Source code for

# coding: utf-8
"""Duck-typing tests"""
import collections
import warnings
import numpy as np

[docs]def is_string(s): """True if s behaves like a string (duck typing test).""" try: s + " " return True except Exception: return False
[docs]def is_intlike(obj): """ True if obj represents an integer (float such as 1.0 are included as well). """ # isinstance(i, numbers.Integral) try: # This to get rid of warnings about casting complex to real. if np.iscomplexobj(obj) and np.isreal(obj): return int(obj.real) == obj else: with warnings.catch_warnings(): warnings.simplefilter("ignore") return int(obj) == obj except (ValueError, TypeError): return False return False
[docs]def is_number_like(obj): """True if obj represents a number.""" try: obj - 1 return True except TypeError: return False
[docs]def is_listlike(obj): #if isinstance(branch, (list, tuple, np.ndarray)): if isinstance(obj, np.ndarray): return True if not isinstance(obj, return False if is_string(obj): return False try: obj[:0] return True except TypeError: return False
[docs]def list_ints(arg): """ Always return a list of int, given a int or list of integers as input. :Examples: >>> list_ints(1) [1] """ l = np.array(arg, dtype=int) return [int(l)] if l.size == 1 else l.tolist()
[docs]def torange(obj): """ Convert obj into a range.
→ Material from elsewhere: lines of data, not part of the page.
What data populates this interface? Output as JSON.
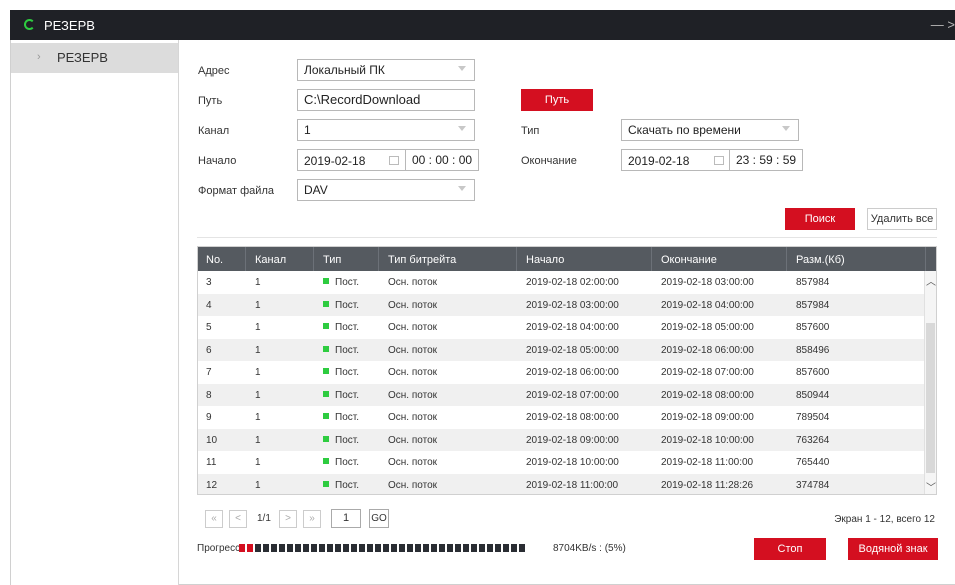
{
  "window": {
    "title": "РЕЗЕРВ",
    "controls": "— >"
  },
  "sidebar": {
    "items": [
      {
        "label": "РЕЗЕРВ"
      }
    ]
  },
  "form": {
    "address_label": "Адрес",
    "address_value": "Локальный ПК",
    "path_label": "Путь",
    "path_value": "C:\\RecordDownload",
    "path_button": "Путь",
    "channel_label": "Канал",
    "channel_value": "1",
    "type_label": "Тип",
    "type_value": "Скачать по времени",
    "start_label": "Начало",
    "start_date": "2019-02-18",
    "start_time": "00 : 00 : 00",
    "end_label": "Окончание",
    "end_date": "2019-02-18",
    "end_time": "23 : 59 : 59",
    "format_label": "Формат файла",
    "format_value": "DAV",
    "search_button": "Поиск",
    "delete_all_button": "Удалить все"
  },
  "table": {
    "columns": [
      "No.",
      "Канал",
      "Тип",
      "Тип битрейта",
      "Начало",
      "Окончание",
      "Разм.(Кб)"
    ],
    "rows": [
      {
        "no": "3",
        "channel": "1",
        "type": "Пост.",
        "bitrate": "Осн. поток",
        "start": "2019-02-18 02:00:00",
        "end": "2019-02-18 03:00:00",
        "size": "857984"
      },
      {
        "no": "4",
        "channel": "1",
        "type": "Пост.",
        "bitrate": "Осн. поток",
        "start": "2019-02-18 03:00:00",
        "end": "2019-02-18 04:00:00",
        "size": "857984"
      },
      {
        "no": "5",
        "channel": "1",
        "type": "Пост.",
        "bitrate": "Осн. поток",
        "start": "2019-02-18 04:00:00",
        "end": "2019-02-18 05:00:00",
        "size": "857600"
      },
      {
        "no": "6",
        "channel": "1",
        "type": "Пост.",
        "bitrate": "Осн. поток",
        "start": "2019-02-18 05:00:00",
        "end": "2019-02-18 06:00:00",
        "size": "858496"
      },
      {
        "no": "7",
        "channel": "1",
        "type": "Пост.",
        "bitrate": "Осн. поток",
        "start": "2019-02-18 06:00:00",
        "end": "2019-02-18 07:00:00",
        "size": "857600"
      },
      {
        "no": "8",
        "channel": "1",
        "type": "Пост.",
        "bitrate": "Осн. поток",
        "start": "2019-02-18 07:00:00",
        "end": "2019-02-18 08:00:00",
        "size": "850944"
      },
      {
        "no": "9",
        "channel": "1",
        "type": "Пост.",
        "bitrate": "Осн. поток",
        "start": "2019-02-18 08:00:00",
        "end": "2019-02-18 09:00:00",
        "size": "789504"
      },
      {
        "no": "10",
        "channel": "1",
        "type": "Пост.",
        "bitrate": "Осн. поток",
        "start": "2019-02-18 09:00:00",
        "end": "2019-02-18 10:00:00",
        "size": "763264"
      },
      {
        "no": "11",
        "channel": "1",
        "type": "Пост.",
        "bitrate": "Осн. поток",
        "start": "2019-02-18 10:00:00",
        "end": "2019-02-18 11:00:00",
        "size": "765440"
      },
      {
        "no": "12",
        "channel": "1",
        "type": "Пост.",
        "bitrate": "Осн. поток",
        "start": "2019-02-18 11:00:00",
        "end": "2019-02-18 11:28:26",
        "size": "374784"
      }
    ]
  },
  "pager": {
    "first": "«",
    "prev": "<",
    "next": ">",
    "last": "»",
    "page_info": "1/1",
    "page_input": "1",
    "go_label": "GO",
    "summary": "Экран 1 - 12, всего 12"
  },
  "progress": {
    "label": "Прогресс:",
    "percent": 5,
    "text": "8704KB/s : (5%)",
    "stop_button": "Стоп",
    "watermark_button": "Водяной знак"
  },
  "colors": {
    "accent": "#d40f20",
    "titlebar": "#1f2126",
    "table_header": "#555a60",
    "record_dot": "#2ecc40"
  }
}
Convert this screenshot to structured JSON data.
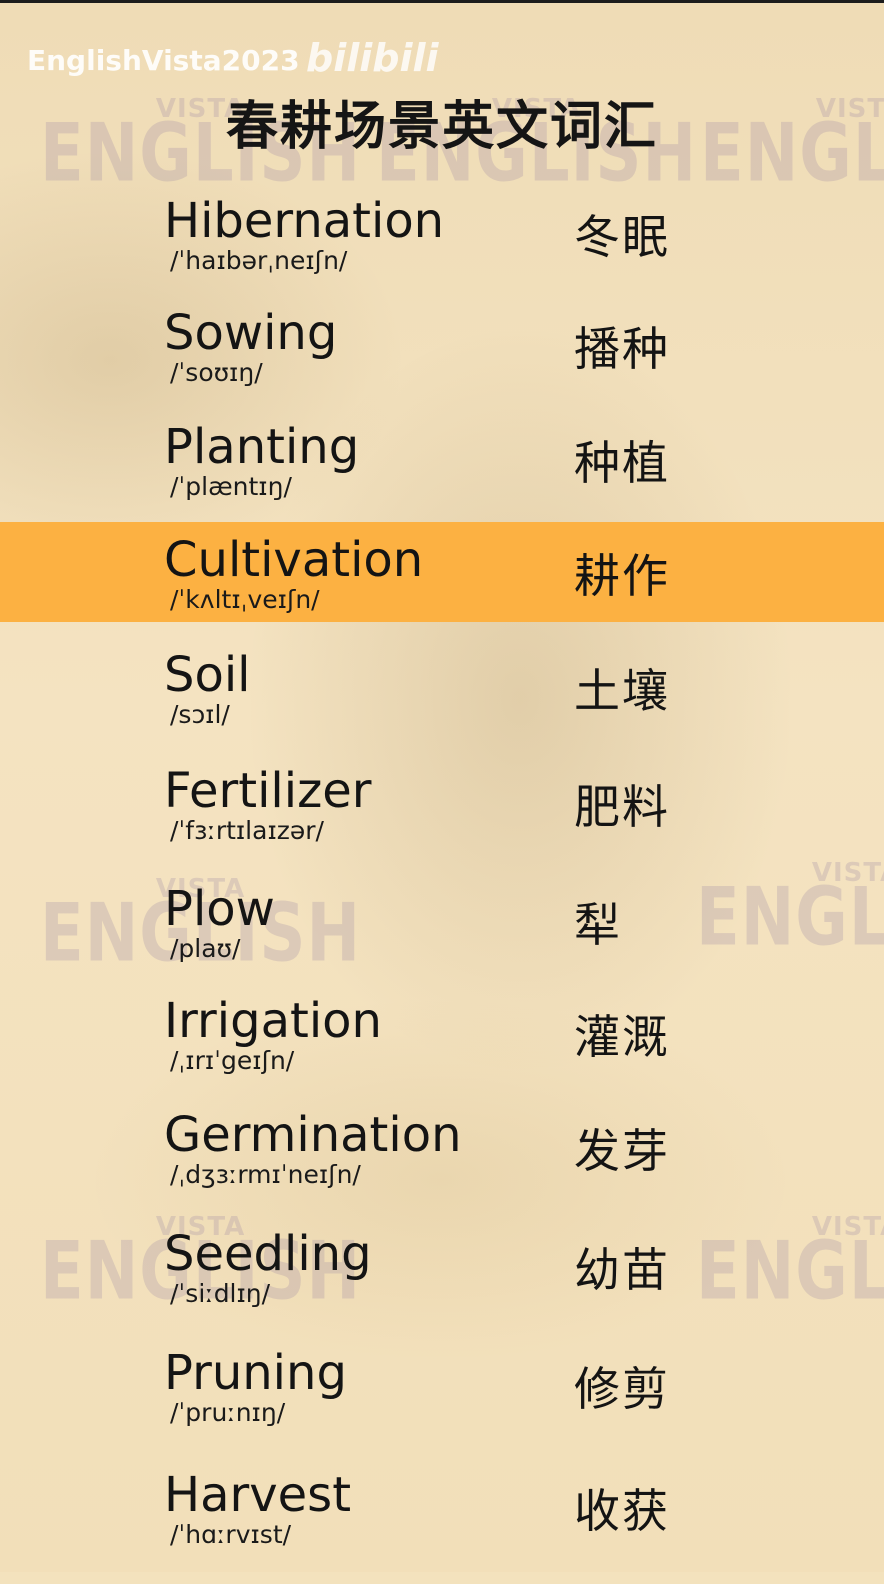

Accepts integer, slice object or any object with an __iter__ method. Note that an integer is converted into range(int, int+1) >>> list(torange(1)) [1] >>> list(torange(slice(0, 4, 2))) [0, 2] >>> list(torange([1, 4, 2])) [1, 4, 2] """ if is_intlike(obj): return range(obj, obj + 1) elif isinstance(obj, slice): start = obj.start if obj.start is not None else 0 step = obj.step if obj.step is not None else 1 return range(start, obj.stop, step) else: try: return obj.__iter__() except Exception: raise TypeError("Don't know how to convert %s into a range object" % str(obj))
[docs]def as_slice(obj): """ Convert an integer, a string or a slice object into slice. >>> assert as_slice(5) == slice(5, 6, 1) >>> assert as_slice("[1:4]") == slice(1, 4, 1) >>> assert as_slice("1::2") == slice(1, None, 2) """ if isinstance(obj, slice) or obj is None: return obj try: # integer. if int(obj) == float(obj): return slice(int(obj), int(obj)+1, 1) except Exception: # assume string defining a python slice [start:stop:step] if not obj: return None if obj.count("[") + obj.count("]") not in (0, 2): raise ValueError("Invalid string %s" % obj) obj = obj.replace("[", "").replace("]", "") n = obj.count(":") if n == 0: obj = int(obj) return slice(obj, obj+1) tokens = [int(f) if f else None for f in obj.split(":")] if len(tokens) == 2: tokens.append(1) if tokens[2] is None: tokens[2] = 1 return slice(*tokens) raise ValueError("Cannot convert %s into a slice:\n%s" % (type(obj), obj))
[docs]class NoDefaultProvided(object): pass
[docs]def hasattrd(obj, name): """ The arguments are an object and a string. The result is True if the string is the name of one of the object’s attributes, False if not. Unlike the builtin hasattr, hasattrd supports dot notation e.g. hasattr(int, "__class__.__name__") (This is implemented by calling getattrd(object, name) and seeing whether it raises an exception or not.) """ try: getattrd(obj, name) return True except AttributeError: return False
[docs]def getattrd(obj, name, default=NoDefaultProvided): """ Same as getattr(), but allows dot notation lookup e.g. getattrd(obj, "a.b") Raises: AttributeError if ``name`` is not found and ``default`` is not given. Discussed in: """ from functools import reduce try: return reduce(getattr, name.split("."), obj) except AttributeError: if default is not NoDefaultProvided: return default raise